Specific Immunotherapy

One form of therapy that treats the cause of hay fever is allergen specific immunotherapy (SIT). The goal of SIT is to allow the immune system to become used to the allergy-triggering pollen over time. First the pollen allergens that are causing the symptoms in the patient must be identified. One or two corresponding extract preparations are then selected. The preparation is injected once a week in increasing doses into the patient’s upper arm in the layer of fat under the skin (subcutaneous immunotherapy or SCIT). The highest dose is reached after one to three months, after which the injection is only administered once a month. This therapy takes around three to five years to complete and therefore requires persistence and cooperation from the patient. There is no guarantee that the allergy will ‘disappear’ once the treatment is completed. But studies show that a full course of SCIT can reduce symptoms and the need for medication over the long term by 60 to 80%. Furthermore, this treatment also reduces the risk of an allergic march and can therefore prevent asthma. It also reduces the probability that the patient will react to new, additional allergens.

Immunotherapy for hay fever can be an option for patients with symptoms that are severe and have persisted for over two years. Young people who do not react to many different allergens have the best chances of success.

Besides SCIT, another option is to administer the allergens as tablets or drops. The doses are given to the patient under the tongue (sublingual immunotherapy or SLIT). If using drops, these are applied under the tongue, where they are held for a moment and then swallowed. If using orally disintegrating tablets, these are placed under the tongue.
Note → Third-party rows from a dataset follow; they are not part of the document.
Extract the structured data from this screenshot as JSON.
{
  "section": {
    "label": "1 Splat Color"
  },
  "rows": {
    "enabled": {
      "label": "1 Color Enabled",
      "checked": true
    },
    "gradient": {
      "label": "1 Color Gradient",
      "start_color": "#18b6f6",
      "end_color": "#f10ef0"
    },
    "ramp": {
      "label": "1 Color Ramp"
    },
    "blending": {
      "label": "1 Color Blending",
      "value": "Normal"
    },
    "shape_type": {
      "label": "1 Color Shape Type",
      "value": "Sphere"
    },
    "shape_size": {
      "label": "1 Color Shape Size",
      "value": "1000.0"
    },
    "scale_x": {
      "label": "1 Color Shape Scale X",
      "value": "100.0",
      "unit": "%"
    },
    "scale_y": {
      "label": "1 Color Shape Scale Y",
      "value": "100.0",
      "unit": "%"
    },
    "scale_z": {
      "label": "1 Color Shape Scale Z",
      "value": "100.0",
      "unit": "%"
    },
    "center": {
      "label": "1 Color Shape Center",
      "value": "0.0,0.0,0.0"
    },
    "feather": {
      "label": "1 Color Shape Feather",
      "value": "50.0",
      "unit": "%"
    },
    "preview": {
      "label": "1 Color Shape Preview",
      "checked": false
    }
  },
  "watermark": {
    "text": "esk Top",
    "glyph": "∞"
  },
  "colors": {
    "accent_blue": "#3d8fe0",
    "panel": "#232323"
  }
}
The treatment has been proven effective specifically for grass pollen allergies. The advantage is that it can be carried out daily at home, although SLIT also takes at least three years to complete.

There is no conclusive evidence as to whether these two therapies are equally effective. The results of comparative studies indicate that specific immunotherapy using injections (SCIT) reduces symptoms somewhat more effectively than tablets or drops (SLIT). However, since SCIT and SLIT are similarly effective, patients can discuss which therapy to follow with an allergist.

Complementary medicine

Some doctors use homeopathy or acupuncture to reduce hay fever symptoms. However, there are no clear findings on the effectiveness of these therapies, since there are not enough conclusive studies available.

Window with flowerpot in front view

Prof. Dr. med. Dr. h.c. T. Zuberbier
Last changes made: July 2016

Tags: hay fever